“The very nature of the reserved presidential power, the reason it is so important,” said Levi in his congressional testimony, “is that some kind of emergency could arise which I cannot foresee now, nor, with due deference to Congress, do I believe Congress can foresee.”

Levi emphasized in congressional testimony that there is “a presidential [surveillance] power which cannot be limited, no matter what Congress says.” But he noted that Congress had an important role to play in setting forth “the understanding of the constitutional power” and that “it would be most unfortunate if it were suggested that those who passed this legislation thought that there was no such constitutional power in the hands of the president beyond the scope” of FISA.

Levi’s view that the proposed statute must disclaim any intent to deprive the president of his Article II power was supported in congressional testimony by the nation’s leading constitutional scholars.
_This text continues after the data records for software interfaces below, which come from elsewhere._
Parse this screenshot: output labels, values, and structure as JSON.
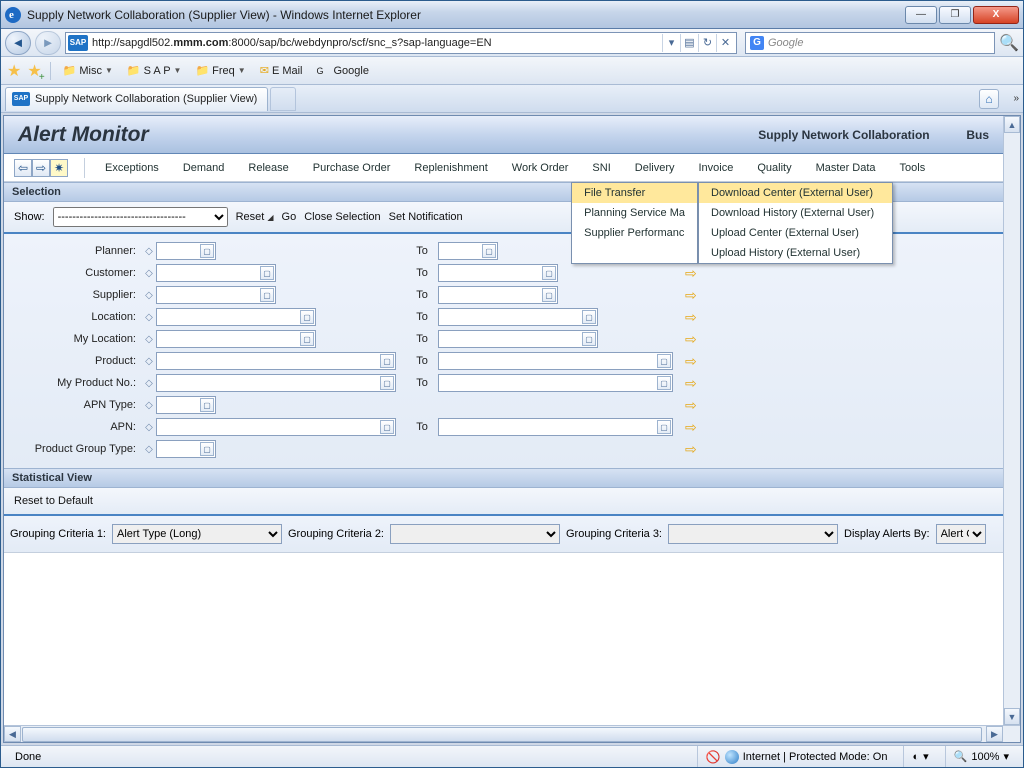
{
  "window": {
    "title": "Supply Network Collaboration (Supplier View) - Windows Internet Explorer",
    "minimize": "—",
    "maximize": "❐",
    "close": "X"
  },
  "nav": {
    "url_prefix": "http://sapgdl502.",
    "url_domain": "mmm.com",
    "url_rest": ":8000/sap/bc/webdynpro/scf/snc_s?sap-language=EN",
    "search_placeholder": "Google"
  },
  "favorites": {
    "items": [
      "Misc",
      "S A P",
      "Freq",
      "E Mail",
      "Google"
    ]
  },
  "tab": {
    "title": "Supply Network Collaboration (Supplier View)"
  },
  "sap": {
    "page_title": "Alert Monitor",
    "brand": "Supply Network Collaboration",
    "brand_cut": "Bus",
    "menu": [
      "Exceptions",
      "Demand",
      "Release",
      "Purchase Order",
      "Replenishment",
      "Work Order",
      "SNI",
      "Delivery",
      "Invoice",
      "Quality",
      "Master Data",
      "Tools"
    ],
    "tools_submenu": [
      "File Transfer",
      "Planning Service Ma",
      "Supplier Performanc"
    ],
    "tools_sub2": [
      "Download Center (External User)",
      "Download History (External User)",
      "Upload Center (External User)",
      "Upload History (External User)"
    ],
    "selection_header": "Selection",
    "show_label": "Show:",
    "show_options": "-----------------------------------",
    "reset": "Reset",
    "go": "Go",
    "close_sel": "Close Selection",
    "set_notif": "Set Notification",
    "fields": {
      "planner": "Planner:",
      "customer": "Customer:",
      "supplier": "Supplier:",
      "location": "Location:",
      "mylocation": "My Location:",
      "product": "Product:",
      "myprod": "My Product No.:",
      "apntype": "APN Type:",
      "apn": "APN:",
      "pgt": "Product Group Type:"
    },
    "to": "To",
    "stat_header": "Statistical View",
    "reset_default": "Reset to Default",
    "gc1": "Grouping Criteria 1:",
    "gc2": "Grouping Criteria 2:",
    "gc3": "Grouping Criteria 3:",
    "gc1_val": "Alert Type (Long)",
    "display_by": "Display Alerts By:",
    "display_val": "Alert Cat"
  },
  "status": {
    "done": "Done",
    "mode": "Internet | Protected Mode: On",
    "zoom": "100%"
  }
}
The late professor Herbert Wechsler of Columbia University School of Law said that the legislation “necessarily reserves” the constitutional power of the president. Professor Paul Mishkin of the University of California’s Boalt Hall School of Law explained that a provision “which disclaims any intention to limit any ultimate inherent power which the president may have . . . clearly goes as far as Congress constitutionally can to establish and maintain legislative controls” in the area of wiretapping. Francis Allen, then the dean of the University of Michigan Law School, observed, “Congress is hardly in a position to undertake a full and a definitive statement of the limits of presidential power in these areas under all possible future contingencies.”

In an interesting twist, Schmidt argues that the Specter bill will, as a practical matter, increase the executive's accountability in the exercise of this authority.
The president’s power to order surveillance of a foreign enemy that is planning to attack this country is a practical fact. The Specter bill does not define the limits of that constitutional power but simply acknowledges its existence and creates a judicial mechanism for the review of its exercise. Senators and congressmen who vote for the legislation can continue to believe, if that is their view, that Bush went beyond the constitutional limits in approving the current NSA program.

On the other hand, if Congress rejects the Specter bill, then the president, regardless of what individual senators or congressmen may believe about the limits on his power, will continue to exercise that power without any constraint other than his own constitutional judgment in circumstances where the current FISA process is unworkable.

For a quite different perspective, see the various postings on the subject at Balkinization, including these two posts by Marty Lederman and this one by David Barron (among many others on the blog that address the subject).